From Endurance to Dressage
I went riding yesterday, but it was aboard four wheels instead of four hooves. We took a few days this week to head to our cabin. It's not fancy, but it is removed from the hustle and bustle of daily life. We have no phone or cell service. There's no cable or satellite TV. Instead, we read, play games, eat, hike, and ride the quads.
Truth be told, we haven't ridden the quads very much over the last year. A trip to Europe ate up some of our vacation time and a summer remodel made visiting a bit rougher than I like. A leaky water line was the next hold up. It seems, at last, that everything is shipshape once again. We started up the bikes on the first day, but just puttered around the "neighborhood" working on yet another water issue. The next day, a knock on our door by a friendly neighbor asking if we'd like to go for a ride, got hubby and I into our riding gear and out on the trail. It felt good to be back in the "saddle."
Surprisingly, trail riding quads is a very similar experience to trail riding horseback. At least it is for us. Maybe that's because I make them similar. Hubby and I are very safety conscious. We ride with proper fitting boots, gloves, and helmets. We ride in a buddy system - no one ever goes out alone. We ride only as fast as the slowest person can mange ... that would be me. We always pack water bottles, a snack, maps, and ID. We stay on the marked trail and keep alert for oncoming vehicles and wildlife. I am particularly worried about mountain lions and bears!
Our ride with Neighbor Jim turned out to be quite fun. He had two friends with him so our trail ride really was like an equine trail ride. We rode in a long line of riders, each person keeping a safe distance from the rider in front. At wide spots in the trail, the lead rider stopped to allow everyone to catch up and to make sure that no one had been left behind or had had trouble. The front rider rotated into the line to allow another rider the opportunity to lead.
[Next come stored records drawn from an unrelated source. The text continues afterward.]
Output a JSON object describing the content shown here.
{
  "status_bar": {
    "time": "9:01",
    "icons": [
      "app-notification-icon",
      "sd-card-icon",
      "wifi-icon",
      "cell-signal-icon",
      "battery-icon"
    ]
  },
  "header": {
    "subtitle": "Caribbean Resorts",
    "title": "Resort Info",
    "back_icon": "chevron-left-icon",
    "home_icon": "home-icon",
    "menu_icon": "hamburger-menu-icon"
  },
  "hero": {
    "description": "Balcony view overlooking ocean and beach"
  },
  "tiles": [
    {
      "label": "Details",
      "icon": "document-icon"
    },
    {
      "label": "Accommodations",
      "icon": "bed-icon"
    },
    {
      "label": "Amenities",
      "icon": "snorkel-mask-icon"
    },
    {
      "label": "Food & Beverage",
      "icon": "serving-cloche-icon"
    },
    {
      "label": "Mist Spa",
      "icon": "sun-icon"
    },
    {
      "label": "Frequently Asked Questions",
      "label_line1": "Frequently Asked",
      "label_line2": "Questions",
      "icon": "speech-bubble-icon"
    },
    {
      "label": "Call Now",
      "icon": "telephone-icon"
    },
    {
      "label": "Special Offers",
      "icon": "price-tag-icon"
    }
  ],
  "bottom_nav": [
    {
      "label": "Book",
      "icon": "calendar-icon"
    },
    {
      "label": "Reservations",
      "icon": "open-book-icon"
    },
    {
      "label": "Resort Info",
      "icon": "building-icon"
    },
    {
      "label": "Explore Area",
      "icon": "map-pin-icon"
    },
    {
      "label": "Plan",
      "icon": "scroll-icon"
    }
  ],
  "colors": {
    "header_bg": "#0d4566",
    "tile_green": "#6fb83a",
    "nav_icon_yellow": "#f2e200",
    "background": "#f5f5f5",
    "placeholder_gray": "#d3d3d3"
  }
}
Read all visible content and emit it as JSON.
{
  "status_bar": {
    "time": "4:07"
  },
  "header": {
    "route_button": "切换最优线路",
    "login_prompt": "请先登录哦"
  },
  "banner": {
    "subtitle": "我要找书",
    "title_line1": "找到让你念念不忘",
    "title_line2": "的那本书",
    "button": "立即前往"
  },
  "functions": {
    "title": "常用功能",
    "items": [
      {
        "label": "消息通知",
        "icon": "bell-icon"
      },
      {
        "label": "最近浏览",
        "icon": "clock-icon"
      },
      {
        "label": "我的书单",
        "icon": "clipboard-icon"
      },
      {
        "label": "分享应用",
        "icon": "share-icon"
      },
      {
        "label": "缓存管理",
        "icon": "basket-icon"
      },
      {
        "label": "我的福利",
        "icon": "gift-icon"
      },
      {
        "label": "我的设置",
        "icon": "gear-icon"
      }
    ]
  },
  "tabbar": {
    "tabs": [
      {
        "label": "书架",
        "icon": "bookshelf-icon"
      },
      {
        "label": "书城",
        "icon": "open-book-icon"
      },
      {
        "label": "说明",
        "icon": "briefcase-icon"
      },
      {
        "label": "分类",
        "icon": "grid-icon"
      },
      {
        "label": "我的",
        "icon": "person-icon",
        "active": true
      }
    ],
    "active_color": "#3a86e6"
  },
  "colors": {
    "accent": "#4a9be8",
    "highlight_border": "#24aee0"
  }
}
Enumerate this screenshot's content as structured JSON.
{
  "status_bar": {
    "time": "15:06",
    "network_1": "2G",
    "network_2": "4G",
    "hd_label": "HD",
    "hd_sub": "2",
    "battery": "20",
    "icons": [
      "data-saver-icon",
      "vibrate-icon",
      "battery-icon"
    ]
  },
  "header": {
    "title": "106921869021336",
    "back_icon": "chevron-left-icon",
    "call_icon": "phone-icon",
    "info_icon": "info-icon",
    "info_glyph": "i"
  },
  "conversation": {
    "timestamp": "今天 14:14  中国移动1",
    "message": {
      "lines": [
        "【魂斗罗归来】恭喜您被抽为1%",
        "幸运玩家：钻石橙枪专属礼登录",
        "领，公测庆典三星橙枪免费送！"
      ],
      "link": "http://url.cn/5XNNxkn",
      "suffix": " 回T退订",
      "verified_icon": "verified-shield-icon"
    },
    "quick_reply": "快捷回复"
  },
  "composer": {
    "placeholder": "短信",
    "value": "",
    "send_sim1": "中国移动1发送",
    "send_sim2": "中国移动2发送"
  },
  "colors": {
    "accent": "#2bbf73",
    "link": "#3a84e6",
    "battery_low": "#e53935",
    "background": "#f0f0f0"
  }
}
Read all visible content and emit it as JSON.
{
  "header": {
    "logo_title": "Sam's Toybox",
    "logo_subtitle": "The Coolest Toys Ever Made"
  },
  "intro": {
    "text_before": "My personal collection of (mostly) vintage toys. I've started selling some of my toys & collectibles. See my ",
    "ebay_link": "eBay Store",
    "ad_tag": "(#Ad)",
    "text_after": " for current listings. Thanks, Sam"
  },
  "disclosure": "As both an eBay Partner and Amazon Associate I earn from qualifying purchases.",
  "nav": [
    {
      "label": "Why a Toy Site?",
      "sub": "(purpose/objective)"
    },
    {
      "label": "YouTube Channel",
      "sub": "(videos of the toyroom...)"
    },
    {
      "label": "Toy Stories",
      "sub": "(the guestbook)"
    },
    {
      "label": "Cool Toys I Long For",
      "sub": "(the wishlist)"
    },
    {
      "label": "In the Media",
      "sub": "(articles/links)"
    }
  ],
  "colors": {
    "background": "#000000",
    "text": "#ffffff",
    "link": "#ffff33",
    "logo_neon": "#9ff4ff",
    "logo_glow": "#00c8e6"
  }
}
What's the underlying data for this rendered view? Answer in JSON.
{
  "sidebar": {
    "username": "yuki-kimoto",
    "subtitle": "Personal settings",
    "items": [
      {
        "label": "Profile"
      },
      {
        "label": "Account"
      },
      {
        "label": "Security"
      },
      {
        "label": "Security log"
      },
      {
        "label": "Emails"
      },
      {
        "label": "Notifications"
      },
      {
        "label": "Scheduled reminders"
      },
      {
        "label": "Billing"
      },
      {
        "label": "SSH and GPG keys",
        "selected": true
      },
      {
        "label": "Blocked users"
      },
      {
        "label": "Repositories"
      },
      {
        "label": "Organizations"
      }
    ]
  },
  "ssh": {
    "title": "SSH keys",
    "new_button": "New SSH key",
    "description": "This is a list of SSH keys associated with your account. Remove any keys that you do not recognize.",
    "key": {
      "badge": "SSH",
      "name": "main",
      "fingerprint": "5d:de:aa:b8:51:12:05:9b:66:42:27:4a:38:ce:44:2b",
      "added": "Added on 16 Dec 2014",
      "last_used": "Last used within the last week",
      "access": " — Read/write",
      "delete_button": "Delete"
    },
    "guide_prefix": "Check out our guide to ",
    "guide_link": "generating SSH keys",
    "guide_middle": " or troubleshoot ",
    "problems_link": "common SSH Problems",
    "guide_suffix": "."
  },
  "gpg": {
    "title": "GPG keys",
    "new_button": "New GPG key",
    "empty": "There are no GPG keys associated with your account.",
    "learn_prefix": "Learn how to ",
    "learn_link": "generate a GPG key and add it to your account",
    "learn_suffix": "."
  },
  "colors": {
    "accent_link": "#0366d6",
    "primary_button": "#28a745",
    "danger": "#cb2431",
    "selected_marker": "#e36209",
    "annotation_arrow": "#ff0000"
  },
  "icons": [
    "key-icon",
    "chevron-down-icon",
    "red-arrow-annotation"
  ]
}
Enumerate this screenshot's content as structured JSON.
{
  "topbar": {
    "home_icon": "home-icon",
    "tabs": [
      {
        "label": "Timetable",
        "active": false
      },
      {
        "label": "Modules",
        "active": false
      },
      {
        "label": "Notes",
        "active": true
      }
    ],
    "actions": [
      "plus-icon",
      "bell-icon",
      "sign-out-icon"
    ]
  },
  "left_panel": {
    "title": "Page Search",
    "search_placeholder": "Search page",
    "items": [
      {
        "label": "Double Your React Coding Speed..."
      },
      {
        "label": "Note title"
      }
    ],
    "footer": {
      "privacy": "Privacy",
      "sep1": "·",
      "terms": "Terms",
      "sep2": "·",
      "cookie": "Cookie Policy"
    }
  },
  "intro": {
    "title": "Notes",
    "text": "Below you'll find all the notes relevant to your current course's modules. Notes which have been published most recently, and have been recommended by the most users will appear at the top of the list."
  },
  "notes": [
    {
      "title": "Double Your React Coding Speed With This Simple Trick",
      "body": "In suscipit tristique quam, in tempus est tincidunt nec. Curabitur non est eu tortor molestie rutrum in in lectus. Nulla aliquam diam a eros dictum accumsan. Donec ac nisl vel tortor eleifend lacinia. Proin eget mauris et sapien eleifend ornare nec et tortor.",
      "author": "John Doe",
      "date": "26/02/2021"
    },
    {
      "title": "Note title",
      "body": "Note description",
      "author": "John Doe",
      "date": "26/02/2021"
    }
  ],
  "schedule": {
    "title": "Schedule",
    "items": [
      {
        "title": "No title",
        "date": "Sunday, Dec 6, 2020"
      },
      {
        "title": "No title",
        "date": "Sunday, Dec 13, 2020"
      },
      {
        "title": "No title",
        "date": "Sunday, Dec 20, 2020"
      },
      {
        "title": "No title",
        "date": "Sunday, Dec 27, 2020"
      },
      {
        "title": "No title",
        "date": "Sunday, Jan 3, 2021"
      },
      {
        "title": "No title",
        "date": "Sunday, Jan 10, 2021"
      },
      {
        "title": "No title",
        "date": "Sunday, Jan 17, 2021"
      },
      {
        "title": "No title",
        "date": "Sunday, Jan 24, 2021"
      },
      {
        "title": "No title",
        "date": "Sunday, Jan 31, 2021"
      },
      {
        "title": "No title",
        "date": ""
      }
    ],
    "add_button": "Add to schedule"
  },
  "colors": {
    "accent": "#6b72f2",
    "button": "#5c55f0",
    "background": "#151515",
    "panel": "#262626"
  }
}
We ride on designated Off Highway Vehicle trails that have been established for that specific purpose. The trails wander through dense forest and climb to over 8,000 feet. We splashed through snow fed puddles, plowed through deep snow drifts, and climbed over granite rock outcroppings (my least favorite!). As we neared the top of the mountain, my gas gauge, low to begin with, began to point scarily to the E. I showed Hubby, the gear-head in this family, who quickly decided that we had to turn back.
The group we were riding with agreed that we had ridden far enough and devised a safe strategy for getting me home. Neighbor Jim pointed out that I should never be in the back for fear that I would quietly run out of gas while the others rode merrily on ahead. We agreed to return on the trails toward home as they are far quicker than just staying on the road. The trails do cross the road several times, which is downhill all the way back to the cabin, but we decided to save that option only if absolutely necessary.
Fortunately, we didn't need to use the road, and all five of us made it back safely. After removing our helmets and kicking the dirt off our boots, we simply pulled the keys and left the quads where they had stopped. No grooming, watering, or feeding needed! Now we just need to remember to bring a couple of gallons of gas with us on our next trip! Click photos for larger view.
About the Writer and Rider
I am a lifelong rider.
I began endurance riding in 1996 where I ultimately completed five, one-day 100 mile races, the 200-mile Death Valley Encounter, and numerous other 50, 65, and 75 mile races. I began showing dressage in 2010.
Welcome to my dressage journey.
About Speedy G
Speedy went from endurance horse to dressage horse. After helping me earn a USDF Bronze medal in the summer of 2020, he is now semi-retired. Speedy is a 2004, 15'1 hand, purebred Arabian gelding. His Arabian Horse Registry name is G Ima Starr FA.
Izzy was started as a four-year old and then spent the next 18 months in pasture growing up. I bought him as a six-year old, and together, we are showing at the lower levels. He is a 2008, 16'3 hand warmblood gelding. His Rheinland Pfalz-saar International (RPSI) name is Imperioso.
National Rider Awards
State Rider Awards
State Horse Awards
CDS Sapphire Rider Award
Third Level: 63.514%
Third Level: 62.105%
2023 Show Season
(r) Ride-a-Test Clinic
2023 Show Schedule
2023 Completed …
2023 Qualifying Scores
Regional Adult Amateur Competition (RAAC)
Qualifying Training Level
3 Scores/2 Judges/60%: